> **DIRECTIONS FOR THIS TASK**: Scan the records for "where". Show the matching lines.

Excerpts from an interface dataset:
______
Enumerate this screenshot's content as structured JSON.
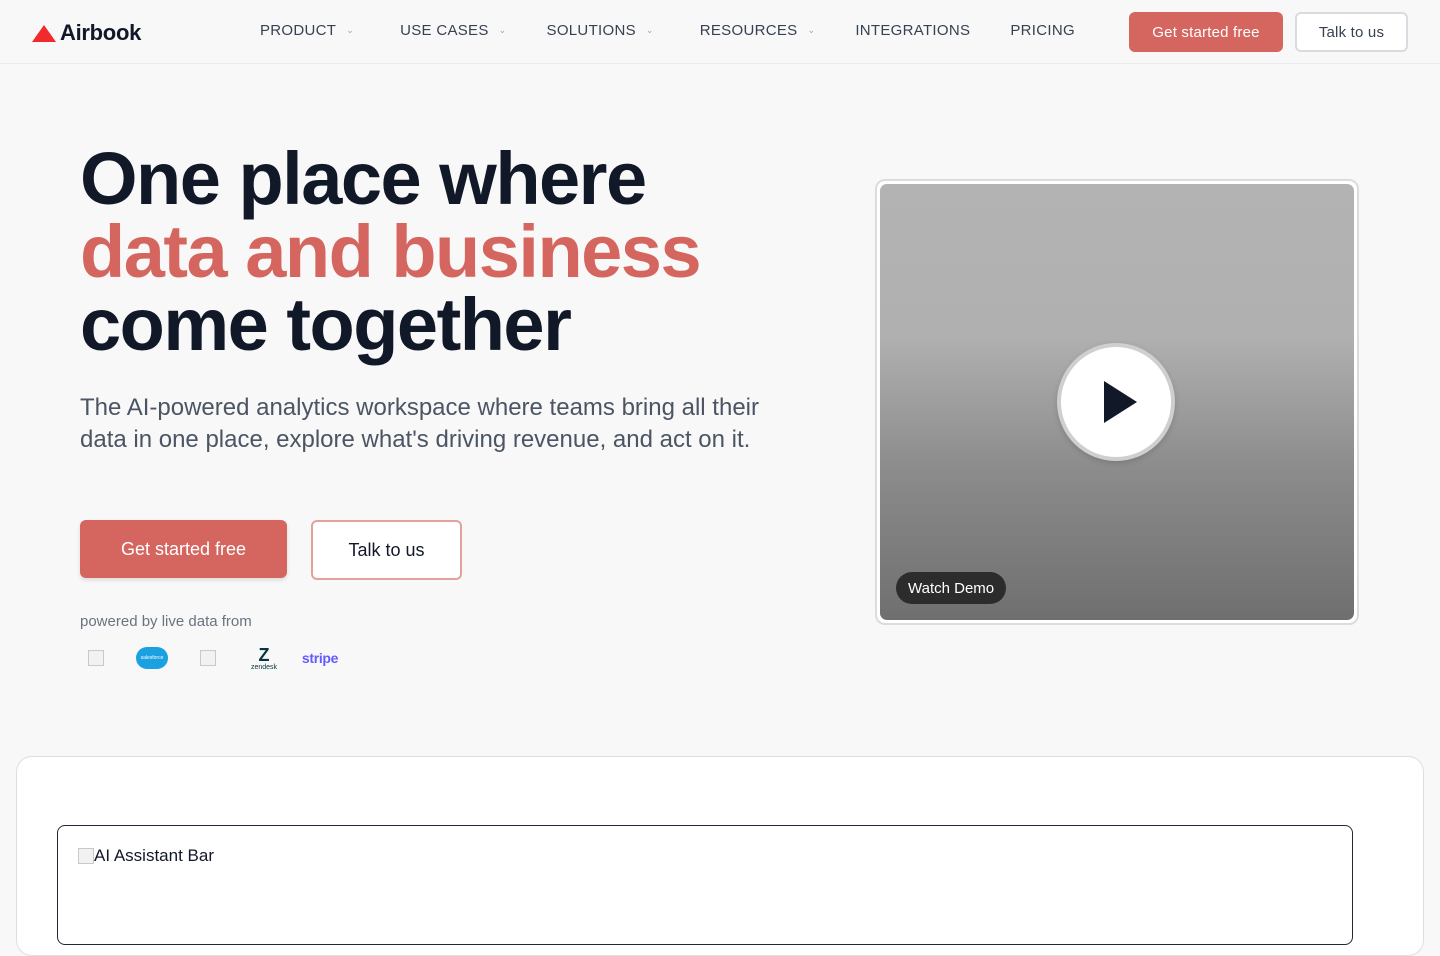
{
  "nav": {
    "brand": "Airbook",
    "links": [
      {
        "label": "PRODUCT",
        "dropdown": true
      },
      {
        "label": "USE CASES",
        "dropdown": true
      },
      {
        "label": "SOLUTIONS",
        "dropdown": true
      },
      {
        "label": "RESOURCES",
        "dropdown": true
      },
      {
        "label": "INTEGRATIONS",
        "dropdown": false
      },
      {
        "label": "PRICING",
        "dropdown": false
      }
    ],
    "cta_primary": "Get started free",
    "cta_secondary": "Talk to us"
  },
  "hero": {
    "title_line1": "One place where",
    "title_line2": "data and business",
    "title_line3": "come together",
    "subtitle": "The AI-powered analytics workspace where teams bring all their data in one place, explore what's driving revenue, and act on it.",
    "cta_primary": "Get started free",
    "cta_secondary": "Talk to us",
    "powered_by": "powered by live data from",
    "logos": {
      "salesforce": "salesforce",
      "zendesk": "zendesk",
      "stripe": "stripe"
    }
  },
  "video": {
    "badge": "Watch Demo"
  },
  "preview": {
    "image_alt": "AI Assistant Bar"
  },
  "colors": {
    "accent": "#d5665f",
    "brand_mark": "#ef2b2b",
    "text_dark": "#111827"
  }
}
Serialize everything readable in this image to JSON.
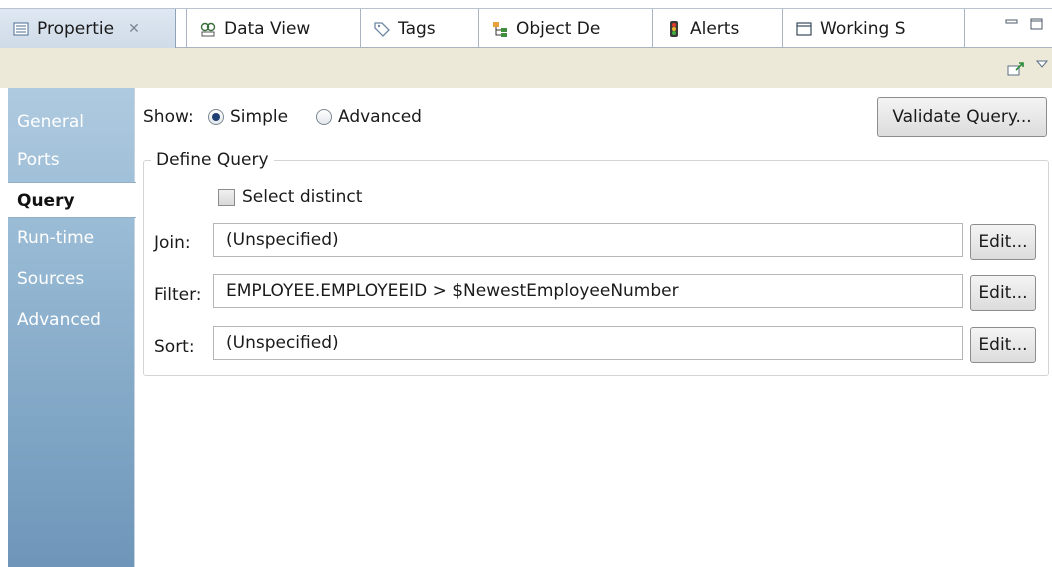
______
> **COMPLETED EXERCISE**:
    "title_line1": "One place where",
    "subtitle": "The AI-powered analytics workspace where teams bring all their data in one place, explore what's driving revenue, and act on it.",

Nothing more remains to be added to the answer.